Laura Boss’ newest collection The Best Lover (NYQ Books) continues the author’s signature style of audacious, irreverent, ironic narrative poems that somehow often fuse heartbreak, humor and intensity in unflinchingly honest poems that explore relationships: both family relationships and lovers, including living with the “L’Enfant Terrible” Beat poet that Allen Ginsberg called the best poet of the last quarter of the 20th Century.
This collection of poems, to be released September 15, 2017, examines the grief that follows a long-term relationship, 9/11, internet dating, the randomness of fate and the way choices made or not made affect the course of our lives. Baudelaire said, “the worst sin of poetry is to be boring.”

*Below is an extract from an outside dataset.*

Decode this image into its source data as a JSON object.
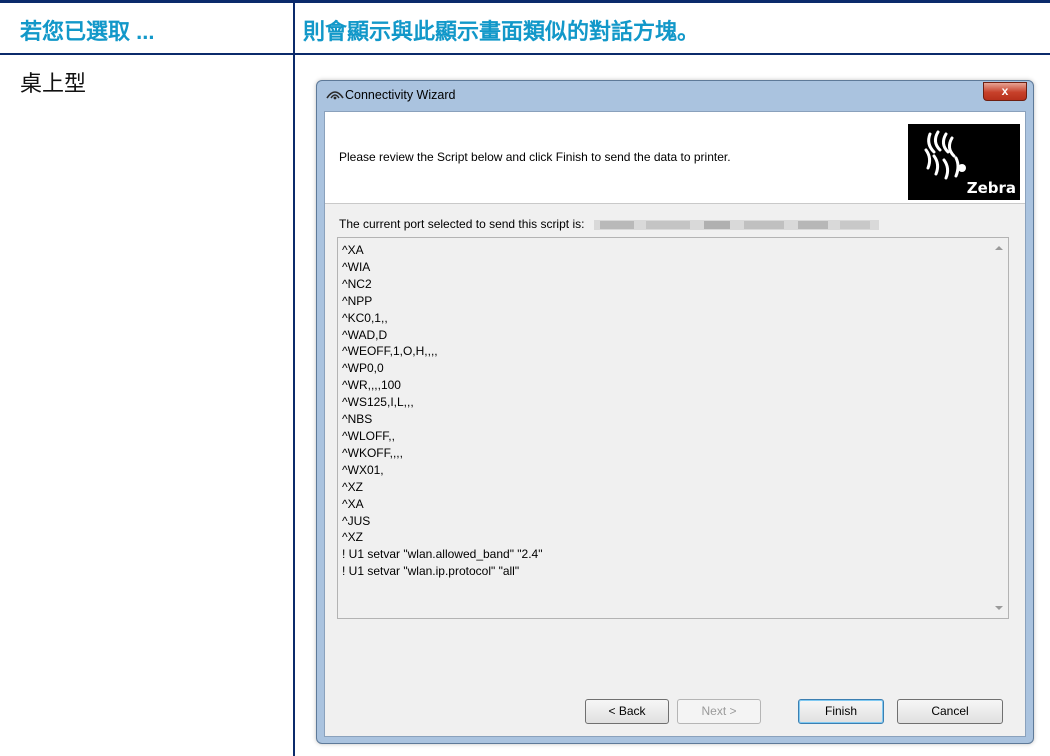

Laura Boss’ poems are never boring. Ultimately, the book transcends its author’s journey and becomes an adventure of survival with which each reader can identify.

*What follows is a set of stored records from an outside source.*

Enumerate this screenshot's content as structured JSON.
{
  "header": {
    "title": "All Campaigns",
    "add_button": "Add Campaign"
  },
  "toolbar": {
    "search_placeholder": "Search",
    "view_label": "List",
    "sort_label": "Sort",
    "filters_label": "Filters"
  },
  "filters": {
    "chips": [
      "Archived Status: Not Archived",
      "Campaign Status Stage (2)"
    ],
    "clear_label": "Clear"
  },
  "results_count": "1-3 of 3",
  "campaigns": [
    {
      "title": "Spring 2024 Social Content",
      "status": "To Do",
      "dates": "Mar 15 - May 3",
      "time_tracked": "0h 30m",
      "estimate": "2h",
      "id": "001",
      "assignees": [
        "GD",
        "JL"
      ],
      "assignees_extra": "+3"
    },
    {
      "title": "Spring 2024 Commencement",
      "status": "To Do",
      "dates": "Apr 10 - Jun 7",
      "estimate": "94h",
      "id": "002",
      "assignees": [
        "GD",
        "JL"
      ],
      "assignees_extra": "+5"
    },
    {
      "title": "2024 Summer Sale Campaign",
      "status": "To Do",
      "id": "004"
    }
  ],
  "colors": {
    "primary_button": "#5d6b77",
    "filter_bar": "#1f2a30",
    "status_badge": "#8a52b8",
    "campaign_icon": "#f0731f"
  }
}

I love Laura Boss’ work. As I once wrote, “No one else can mix heartbreak and humor and come up with such fascinating, riveting poems.” She proves that again in The Best Lover, her most recent and strongest book.
—Lyn Lifshin, author of Cold Comfort
Laura Boss is one of the bravest poets I know. In narrative poems she peels away layers that protect us from truths we would prefer not to know. Using an understated tone and dry humor, she creates a unique and original voice to explore contemporary life and love. I have followed her career from her earliest books to this latest one and each book is more brilliant than the one before. She’s willing to laugh at herself and laugh at situations in which she finds herself. We laugh with her at her unexpected and hilarious narratives and unflinching look at life in the 21st century. I love her writing; I love this book! I think you will, too. You won’t be disappointed. I think she’s one of the great American poets.
—Maria Mazziotti Gillan, American Book Award winner
I once called Laura Boss a comic genius in the best madcap tradition of screwball comediennes, but she is so much more: Boss never enforces or insists upon her wisdom, but just when you’ve read or heard one of her poems for the tenth time, you have another epiphany realizing an aspect of the poem you had not considered and it becomes brand new. This, to me, is the sign of a good and lasting poet. The Best Lover is worth a tenth re-reading. After that, you should memorize your favorite poems and be grateful you’ve encountered this wonderful collection.
—Joe Weil, author of A Night in Duluth